WHAT IS REQUIRED
Lines with the word "клас": copy all of them from the entries below.

SOURCE DATA
----

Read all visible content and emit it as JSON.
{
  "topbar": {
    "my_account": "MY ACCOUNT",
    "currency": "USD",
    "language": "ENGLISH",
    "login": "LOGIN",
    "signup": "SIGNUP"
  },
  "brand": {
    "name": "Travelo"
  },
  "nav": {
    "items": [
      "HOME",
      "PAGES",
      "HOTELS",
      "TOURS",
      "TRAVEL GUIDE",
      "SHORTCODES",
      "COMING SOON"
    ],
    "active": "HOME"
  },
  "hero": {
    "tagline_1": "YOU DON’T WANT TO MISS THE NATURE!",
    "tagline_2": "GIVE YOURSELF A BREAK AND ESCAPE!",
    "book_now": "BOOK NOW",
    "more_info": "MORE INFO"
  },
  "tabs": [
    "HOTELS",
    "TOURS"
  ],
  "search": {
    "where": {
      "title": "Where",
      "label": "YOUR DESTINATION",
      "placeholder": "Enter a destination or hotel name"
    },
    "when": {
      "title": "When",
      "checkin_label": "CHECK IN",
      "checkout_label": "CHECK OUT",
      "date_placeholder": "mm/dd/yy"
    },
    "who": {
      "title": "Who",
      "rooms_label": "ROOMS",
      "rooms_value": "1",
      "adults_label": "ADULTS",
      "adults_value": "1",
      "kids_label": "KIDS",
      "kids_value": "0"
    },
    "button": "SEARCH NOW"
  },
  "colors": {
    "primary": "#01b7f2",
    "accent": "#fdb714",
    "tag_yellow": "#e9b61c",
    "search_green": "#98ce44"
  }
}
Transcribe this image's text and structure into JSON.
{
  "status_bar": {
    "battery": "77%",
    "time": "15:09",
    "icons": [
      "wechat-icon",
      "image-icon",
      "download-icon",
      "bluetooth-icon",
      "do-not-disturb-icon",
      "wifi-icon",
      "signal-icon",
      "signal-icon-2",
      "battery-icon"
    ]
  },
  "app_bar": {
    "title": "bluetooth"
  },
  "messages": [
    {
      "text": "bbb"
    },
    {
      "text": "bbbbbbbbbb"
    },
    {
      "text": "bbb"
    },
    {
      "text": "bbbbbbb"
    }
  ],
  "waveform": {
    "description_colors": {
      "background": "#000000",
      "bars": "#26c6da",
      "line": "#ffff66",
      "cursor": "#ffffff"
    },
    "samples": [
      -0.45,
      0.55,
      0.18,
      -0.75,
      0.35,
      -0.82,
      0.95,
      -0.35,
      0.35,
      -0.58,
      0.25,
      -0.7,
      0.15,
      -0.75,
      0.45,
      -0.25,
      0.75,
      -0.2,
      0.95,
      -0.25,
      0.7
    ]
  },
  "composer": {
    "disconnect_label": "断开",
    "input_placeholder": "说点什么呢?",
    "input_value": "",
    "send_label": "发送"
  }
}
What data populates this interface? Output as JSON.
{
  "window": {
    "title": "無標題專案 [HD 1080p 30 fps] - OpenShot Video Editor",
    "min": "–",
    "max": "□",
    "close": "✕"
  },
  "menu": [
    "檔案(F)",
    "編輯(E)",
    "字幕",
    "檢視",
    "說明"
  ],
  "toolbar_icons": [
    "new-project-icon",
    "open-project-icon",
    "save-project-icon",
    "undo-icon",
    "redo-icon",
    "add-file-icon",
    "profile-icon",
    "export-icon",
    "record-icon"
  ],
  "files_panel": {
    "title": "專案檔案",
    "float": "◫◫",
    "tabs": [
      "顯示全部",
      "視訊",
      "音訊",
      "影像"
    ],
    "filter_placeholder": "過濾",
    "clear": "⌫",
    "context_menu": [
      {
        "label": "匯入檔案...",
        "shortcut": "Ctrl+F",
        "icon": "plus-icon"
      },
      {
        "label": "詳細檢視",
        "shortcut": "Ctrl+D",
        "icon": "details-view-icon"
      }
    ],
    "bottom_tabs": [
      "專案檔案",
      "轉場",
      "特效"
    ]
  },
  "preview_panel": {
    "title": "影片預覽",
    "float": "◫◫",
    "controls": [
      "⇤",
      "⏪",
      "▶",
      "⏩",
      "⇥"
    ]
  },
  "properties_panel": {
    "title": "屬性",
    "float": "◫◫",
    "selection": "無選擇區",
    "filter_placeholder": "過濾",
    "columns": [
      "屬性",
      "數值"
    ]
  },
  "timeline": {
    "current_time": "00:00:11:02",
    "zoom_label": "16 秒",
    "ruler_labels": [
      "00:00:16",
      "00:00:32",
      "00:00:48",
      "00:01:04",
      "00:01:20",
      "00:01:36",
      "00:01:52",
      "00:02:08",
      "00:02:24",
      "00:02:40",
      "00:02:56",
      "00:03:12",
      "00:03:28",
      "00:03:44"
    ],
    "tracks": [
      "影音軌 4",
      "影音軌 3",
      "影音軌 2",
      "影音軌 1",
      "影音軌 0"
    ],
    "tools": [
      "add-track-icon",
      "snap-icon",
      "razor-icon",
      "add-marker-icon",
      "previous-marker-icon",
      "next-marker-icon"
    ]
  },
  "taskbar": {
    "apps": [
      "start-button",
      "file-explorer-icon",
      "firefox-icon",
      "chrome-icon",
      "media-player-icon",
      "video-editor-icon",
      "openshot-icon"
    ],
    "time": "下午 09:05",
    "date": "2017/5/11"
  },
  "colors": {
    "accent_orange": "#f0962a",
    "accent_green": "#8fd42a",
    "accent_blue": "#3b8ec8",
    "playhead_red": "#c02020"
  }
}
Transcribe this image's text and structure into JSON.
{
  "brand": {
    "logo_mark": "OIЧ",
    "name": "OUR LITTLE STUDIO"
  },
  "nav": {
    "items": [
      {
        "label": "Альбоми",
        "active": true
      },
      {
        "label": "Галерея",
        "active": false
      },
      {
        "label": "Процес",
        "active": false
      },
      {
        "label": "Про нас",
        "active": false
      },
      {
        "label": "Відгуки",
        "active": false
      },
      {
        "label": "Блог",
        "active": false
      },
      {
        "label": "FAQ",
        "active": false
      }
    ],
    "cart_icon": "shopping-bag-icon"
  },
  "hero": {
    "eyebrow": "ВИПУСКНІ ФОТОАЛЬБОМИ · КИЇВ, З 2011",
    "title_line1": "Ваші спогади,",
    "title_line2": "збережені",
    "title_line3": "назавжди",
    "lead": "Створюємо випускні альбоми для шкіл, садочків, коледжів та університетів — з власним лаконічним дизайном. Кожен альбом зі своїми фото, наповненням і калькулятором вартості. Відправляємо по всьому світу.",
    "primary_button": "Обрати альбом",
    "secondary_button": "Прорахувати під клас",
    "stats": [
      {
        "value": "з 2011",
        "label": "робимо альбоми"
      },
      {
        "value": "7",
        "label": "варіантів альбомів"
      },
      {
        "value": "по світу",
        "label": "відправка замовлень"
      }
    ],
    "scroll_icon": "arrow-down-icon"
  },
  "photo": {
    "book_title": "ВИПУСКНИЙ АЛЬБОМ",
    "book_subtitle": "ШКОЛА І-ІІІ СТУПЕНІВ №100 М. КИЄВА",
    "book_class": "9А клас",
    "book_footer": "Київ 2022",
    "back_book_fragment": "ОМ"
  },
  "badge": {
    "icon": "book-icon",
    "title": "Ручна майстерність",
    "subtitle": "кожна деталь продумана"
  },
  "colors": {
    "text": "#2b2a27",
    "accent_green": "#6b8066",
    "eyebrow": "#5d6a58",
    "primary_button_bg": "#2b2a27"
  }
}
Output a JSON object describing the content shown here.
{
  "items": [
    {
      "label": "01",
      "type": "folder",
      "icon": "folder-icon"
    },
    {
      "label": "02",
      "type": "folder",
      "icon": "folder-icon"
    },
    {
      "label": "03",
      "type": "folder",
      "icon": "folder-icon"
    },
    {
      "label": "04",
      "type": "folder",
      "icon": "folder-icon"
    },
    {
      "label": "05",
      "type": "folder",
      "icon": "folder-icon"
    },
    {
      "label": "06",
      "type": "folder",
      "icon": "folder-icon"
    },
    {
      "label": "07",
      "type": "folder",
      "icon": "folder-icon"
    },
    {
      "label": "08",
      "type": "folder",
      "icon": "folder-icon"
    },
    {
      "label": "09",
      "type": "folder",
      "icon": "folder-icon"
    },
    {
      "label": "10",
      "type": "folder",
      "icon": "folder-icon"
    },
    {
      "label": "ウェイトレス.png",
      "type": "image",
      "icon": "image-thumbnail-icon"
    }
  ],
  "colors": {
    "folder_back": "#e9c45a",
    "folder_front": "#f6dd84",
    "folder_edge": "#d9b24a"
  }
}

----

TASK RESPONSE
    "secondary_button": "Прорахувати під клас",
    "book_class": "9А клас",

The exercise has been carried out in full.